|Editor||: Hachette UK|
From Emmy award-winning comedy writer Jessi Klein, You'll Grow Out of It hilariously and candidly explores the journey of the 21st-century woman. As both a tomboy and a late bloomer, comedian Jessi Klein grew up feeling more like an outsider than a participant in the rites of modern femininity. In You'll Grow Out of It, Klein offers - through an incisive collection of real-life stories - a relentlessly funny yet poignant take on a variety of topics she has experienced along her strange journey to womanhood and beyond. These include her "transformation from Pippi Longstocking-esque tomboy to are-you-a-lesbian-or-what tom man," attempting to find watchable porn, and identifying the difference between being called "ma'am" and "miss" ("miss sounds like you weigh 99 pounds"). Raw, relatable, and consistently hilarious, You'll Grow Out of It is a one-of-a-kind book by a singular and irresistible comic voice.
|Author by||: Kyle James|
Featured on Good Morning America, the front page of Cosmopolitan.com, Travel + Leisure, POPSUGAR, Harper's Bazaar, Good Housekeeping, Redbook, HelloGiggles, Woman's Day, and Country Living. After purchasing one-way flights from New York City to Paris, Kyle James and his girlfriend Ashley quit their day jobs, planned futures, and daily paradigms to see as much of the world as they could. In 114 days, they trekked across 15 countries and 38 cities with nothing but their backpacks, their smartphones, and each other. Not Afraid of the Fall is the unvarnished story of their off-the-cuff journey: from cliff-jumping off Croatia's untouched coasts, to bathing with rescued elephants in Thailand; from crashing mopeds on gravelly mountain roads in Santorini, to hitchhiking with strangers in rental cars in Hungary. Part travel memoir, part love letter to those staring at the walls of a corporate cubicle, Not Afraid of the Fall is an inspiring book that captures the sweet mysteries of life on the road and an empowering narrative for anyone who has ever uttered the words "maybe next year."

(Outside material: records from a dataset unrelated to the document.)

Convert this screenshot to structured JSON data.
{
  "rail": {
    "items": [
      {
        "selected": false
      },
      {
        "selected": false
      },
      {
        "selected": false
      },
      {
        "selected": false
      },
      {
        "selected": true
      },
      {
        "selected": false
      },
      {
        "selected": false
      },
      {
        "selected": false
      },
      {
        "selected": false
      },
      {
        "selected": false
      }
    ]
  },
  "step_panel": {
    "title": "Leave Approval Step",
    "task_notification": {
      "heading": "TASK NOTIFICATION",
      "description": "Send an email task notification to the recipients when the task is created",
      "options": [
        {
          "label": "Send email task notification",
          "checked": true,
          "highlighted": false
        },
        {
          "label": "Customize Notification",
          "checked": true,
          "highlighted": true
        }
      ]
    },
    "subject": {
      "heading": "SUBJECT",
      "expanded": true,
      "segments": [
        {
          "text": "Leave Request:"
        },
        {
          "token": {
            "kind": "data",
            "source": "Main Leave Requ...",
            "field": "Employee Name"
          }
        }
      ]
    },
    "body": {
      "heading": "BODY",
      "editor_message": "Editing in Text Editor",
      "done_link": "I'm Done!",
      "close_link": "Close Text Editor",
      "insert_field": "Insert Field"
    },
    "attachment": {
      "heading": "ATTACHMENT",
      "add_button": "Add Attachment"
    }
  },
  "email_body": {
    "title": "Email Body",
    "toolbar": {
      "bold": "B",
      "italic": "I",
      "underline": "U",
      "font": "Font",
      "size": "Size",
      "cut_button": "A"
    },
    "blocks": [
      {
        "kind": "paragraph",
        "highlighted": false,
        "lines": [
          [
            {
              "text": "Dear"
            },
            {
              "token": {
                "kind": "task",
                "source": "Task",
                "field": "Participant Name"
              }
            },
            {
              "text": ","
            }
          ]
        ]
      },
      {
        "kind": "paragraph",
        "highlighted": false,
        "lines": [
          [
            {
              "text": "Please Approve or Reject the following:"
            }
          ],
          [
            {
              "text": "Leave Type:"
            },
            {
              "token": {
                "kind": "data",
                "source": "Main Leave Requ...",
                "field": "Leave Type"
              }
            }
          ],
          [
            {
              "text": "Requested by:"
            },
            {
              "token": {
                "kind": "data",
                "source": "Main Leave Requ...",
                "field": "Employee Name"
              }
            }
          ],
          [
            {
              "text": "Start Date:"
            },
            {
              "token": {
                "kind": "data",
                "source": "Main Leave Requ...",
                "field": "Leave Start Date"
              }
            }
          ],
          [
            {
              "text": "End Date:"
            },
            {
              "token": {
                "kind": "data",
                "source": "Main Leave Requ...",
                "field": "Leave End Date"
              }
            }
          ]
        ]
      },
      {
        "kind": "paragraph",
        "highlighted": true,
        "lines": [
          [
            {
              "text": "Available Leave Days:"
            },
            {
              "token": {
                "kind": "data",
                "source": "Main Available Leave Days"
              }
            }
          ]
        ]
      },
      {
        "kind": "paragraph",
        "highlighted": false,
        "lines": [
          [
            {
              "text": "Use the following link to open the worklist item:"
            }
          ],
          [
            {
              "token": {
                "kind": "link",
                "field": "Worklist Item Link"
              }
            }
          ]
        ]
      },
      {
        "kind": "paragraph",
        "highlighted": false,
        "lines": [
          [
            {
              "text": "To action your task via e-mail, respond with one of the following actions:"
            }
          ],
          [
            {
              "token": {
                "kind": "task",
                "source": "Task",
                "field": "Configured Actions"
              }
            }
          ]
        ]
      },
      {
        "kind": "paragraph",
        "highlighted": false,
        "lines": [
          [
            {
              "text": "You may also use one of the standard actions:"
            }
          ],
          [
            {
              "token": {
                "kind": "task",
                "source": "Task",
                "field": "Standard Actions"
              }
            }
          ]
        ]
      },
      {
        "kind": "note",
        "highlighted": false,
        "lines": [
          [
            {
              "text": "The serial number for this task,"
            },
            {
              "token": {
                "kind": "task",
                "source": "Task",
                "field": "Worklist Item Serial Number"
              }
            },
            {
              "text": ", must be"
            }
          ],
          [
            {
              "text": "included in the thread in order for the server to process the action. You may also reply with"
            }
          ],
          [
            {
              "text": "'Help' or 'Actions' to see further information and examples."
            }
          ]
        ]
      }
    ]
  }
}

|Author by||: Kazuo Ishiguro|
|Editor||: Vintage Canada|
From the Booker Prize-winning author of The Remains of the Day and When We Were Orphans, comes an unforgettable edge-of-your-seat mystery that is at once heartbreakingly tender and morally courageous about what it means to be human. Hailsham seems like a pleasant English boarding school, far from the influences of the city. Its students are well tended and supported, trained in art and literature, and become just the sort of people the world wants them to be. But, curiously, they are taught nothing of the outside world and are allowed little contact with it. Within the grounds of Hailsham, Kathy grows from schoolgirl to young woman, but it’s only when she and her friends Ruth and Tommy leave the safe grounds of the school (as they always knew they would) that they realize the full truth of what Hailsham is. Never Let Me Go breaks through the boundaries of the literary novel. It is a gripping mystery, a beautiful love story, and also a scathing critique of human arrogance and a moral examination of how we treat the vulnerable and different in our society. In exploring the themes of memory and the impact of the past, Ishiguro takes on the idea of a possible future to create his most moving and powerful book to date.